In the Walk-and-Turn test, the individual is instructed to take nine steps, heel-to-toe, along a straight line. After taking the steps, the individual is instructed to turn on one foot and return in the same manner along the original path. There are seven indicators of impairment for this test. The indicators are:

1.If the individual cannot maintain balance while listening to the instructions.
2.If the individual begins before instructions are finished.
3.If the individual stops while walking to regain balance.
4.If the individual does not touch heel-to-toe.
5.If the individual uses arms to balance.
6.If the individual loses balance while turning.
7.If the individual takes an incorrect number of steps.
Research indicates that 68 percent of individuals that demonstrate two or more of these indicators will have a Blood Alcohol Content (BAC) of .10 or higher.

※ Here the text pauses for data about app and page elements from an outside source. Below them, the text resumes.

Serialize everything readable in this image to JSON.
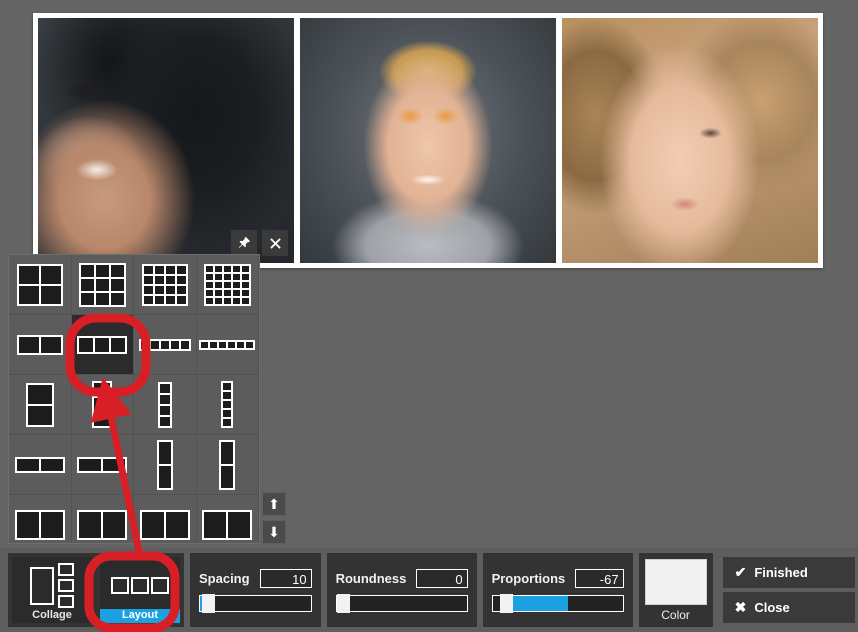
{
  "app": {
    "background_color": "#646464",
    "accent_color": "#1ba1e2",
    "panel_color": "#333333"
  },
  "canvas": {
    "collage": {
      "frame_color": "#ffffff",
      "photos": [
        {
          "name": "photo-woman-dark-curly-hair",
          "alt": "Laughing woman with dark curly hair"
        },
        {
          "name": "photo-man-orange-glasses",
          "alt": "Smiling blond man wearing orange glasses"
        },
        {
          "name": "photo-blonde-woman-portrait",
          "alt": "Blonde woman close-up portrait"
        }
      ]
    },
    "image_buttons": [
      {
        "name": "pin-icon",
        "glyph": "📌",
        "label": "Pin"
      },
      {
        "name": "close-icon",
        "glyph": "✖",
        "label": "Close"
      }
    ]
  },
  "layout_panel": {
    "selected_index": 5,
    "scroll_up_glyph": "⬆",
    "scroll_down_glyph": "⬇",
    "thumbs": [
      {
        "name": "layout-2x2",
        "cols": 2,
        "rows": 2,
        "cw": 20,
        "ch": 18
      },
      {
        "name": "layout-3x3",
        "cols": 3,
        "rows": 3,
        "cw": 13,
        "ch": 12
      },
      {
        "name": "layout-4x4",
        "cols": 4,
        "rows": 4,
        "cw": 9,
        "ch": 8
      },
      {
        "name": "layout-5x5",
        "cols": 5,
        "rows": 5,
        "cw": 7,
        "ch": 6
      },
      {
        "name": "layout-1x2-row",
        "cols": 2,
        "rows": 1,
        "cw": 20,
        "ch": 16
      },
      {
        "name": "layout-1x3-row",
        "cols": 3,
        "rows": 1,
        "cw": 14,
        "ch": 14
      },
      {
        "name": "layout-1x5-row",
        "cols": 5,
        "rows": 1,
        "cw": 8,
        "ch": 8
      },
      {
        "name": "layout-1x6-row",
        "cols": 6,
        "rows": 1,
        "cw": 7,
        "ch": 6
      },
      {
        "name": "layout-2x1-col",
        "cols": 1,
        "rows": 2,
        "cw": 24,
        "ch": 19
      },
      {
        "name": "layout-3x1-col",
        "cols": 1,
        "rows": 3,
        "cw": 16,
        "ch": 13
      },
      {
        "name": "layout-4x1-col",
        "cols": 1,
        "rows": 4,
        "cw": 10,
        "ch": 9
      },
      {
        "name": "layout-5x1-col",
        "cols": 1,
        "rows": 5,
        "cw": 8,
        "ch": 7
      },
      {
        "name": "layout-wide-2",
        "cols": 2,
        "rows": 1,
        "cw": 22,
        "ch": 12
      },
      {
        "name": "layout-wide-2b",
        "cols": 2,
        "rows": 1,
        "cw": 22,
        "ch": 12
      },
      {
        "name": "layout-tall-2",
        "cols": 1,
        "rows": 2,
        "cw": 12,
        "ch": 22
      },
      {
        "name": "layout-tall-2b",
        "cols": 1,
        "rows": 2,
        "cw": 12,
        "ch": 22
      },
      {
        "name": "layout-mixed-a",
        "cols": 2,
        "rows": 1,
        "cw": 22,
        "ch": 26
      },
      {
        "name": "layout-mixed-b",
        "cols": 2,
        "rows": 1,
        "cw": 22,
        "ch": 26
      },
      {
        "name": "layout-mixed-c",
        "cols": 2,
        "rows": 1,
        "cw": 22,
        "ch": 26
      },
      {
        "name": "layout-mixed-d",
        "cols": 2,
        "rows": 1,
        "cw": 22,
        "ch": 26
      }
    ]
  },
  "toolbar": {
    "modes": [
      {
        "name": "collage",
        "label": "Collage",
        "active": false
      },
      {
        "name": "layout",
        "label": "Layout",
        "active": true
      }
    ],
    "sliders": [
      {
        "name": "spacing",
        "label": "Spacing",
        "value": "10",
        "fill_pct": 4,
        "knob_pct": 2
      },
      {
        "name": "roundness",
        "label": "Roundness",
        "value": "0",
        "fill_pct": 0,
        "knob_pct": 0
      },
      {
        "name": "proportions",
        "label": "Proportions",
        "value": "-67",
        "fill_pct": 50,
        "knob_pct": 6
      }
    ],
    "color": {
      "label": "Color",
      "swatch": "#f1f1f1"
    },
    "actions": [
      {
        "name": "finished",
        "label": "Finished",
        "glyph": "✔"
      },
      {
        "name": "close",
        "label": "Close",
        "glyph": "✖"
      }
    ]
  },
  "annotations": {
    "highlight_color": "#d81f26",
    "circle_target": "layout-1x3-row-thumbnail",
    "arrow_from": "layout-mode-button",
    "arrow_to": "layout-1x3-row-thumbnail"
  }
}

One-Leg Stand Test

In the One-Leg Stand Test, an individual is instructed to stand with one foot approximately six inches off the ground and count aloud in thousands until instructed by law enforcement personnel to put the foot down. The individual is timed for thirty seconds. There are four indicators looked for during this test. The indicators are:

1.If the individual sways while balancing.
2.If the individual uses their arms to balance.
3.If the individual hops to maintain balance.
4.If the individual puts the foot down.

NHTSA research indicates that if two or more indicators are observed there is a 65 percent chance that the individual has a Blood Alcohol Content (BAC) of .10 or greater.

Effectiveness of Field Sobriety Testing in Court Testimony

The effectiveness of Field Sobriety Testing in court testimony depends largely on the total number of indicators observed during the three tests. If many indicators were observed during each of the three tests, the higher the effectiveness of the testimony. If the Field Sobriety Testing was administered according to national standards, it has greater credibility than purely subjective testimony. Only a qualified and competent Gladiator DUI - DWI Defense Attorney can effectively assist in determining if the test was properly administered and build a solid defense to defend against incorrect administration or interpretation of the test results.


Contact Us Today!

"Why Call DUI undo?"

Because you can't undo what you don't know how to do.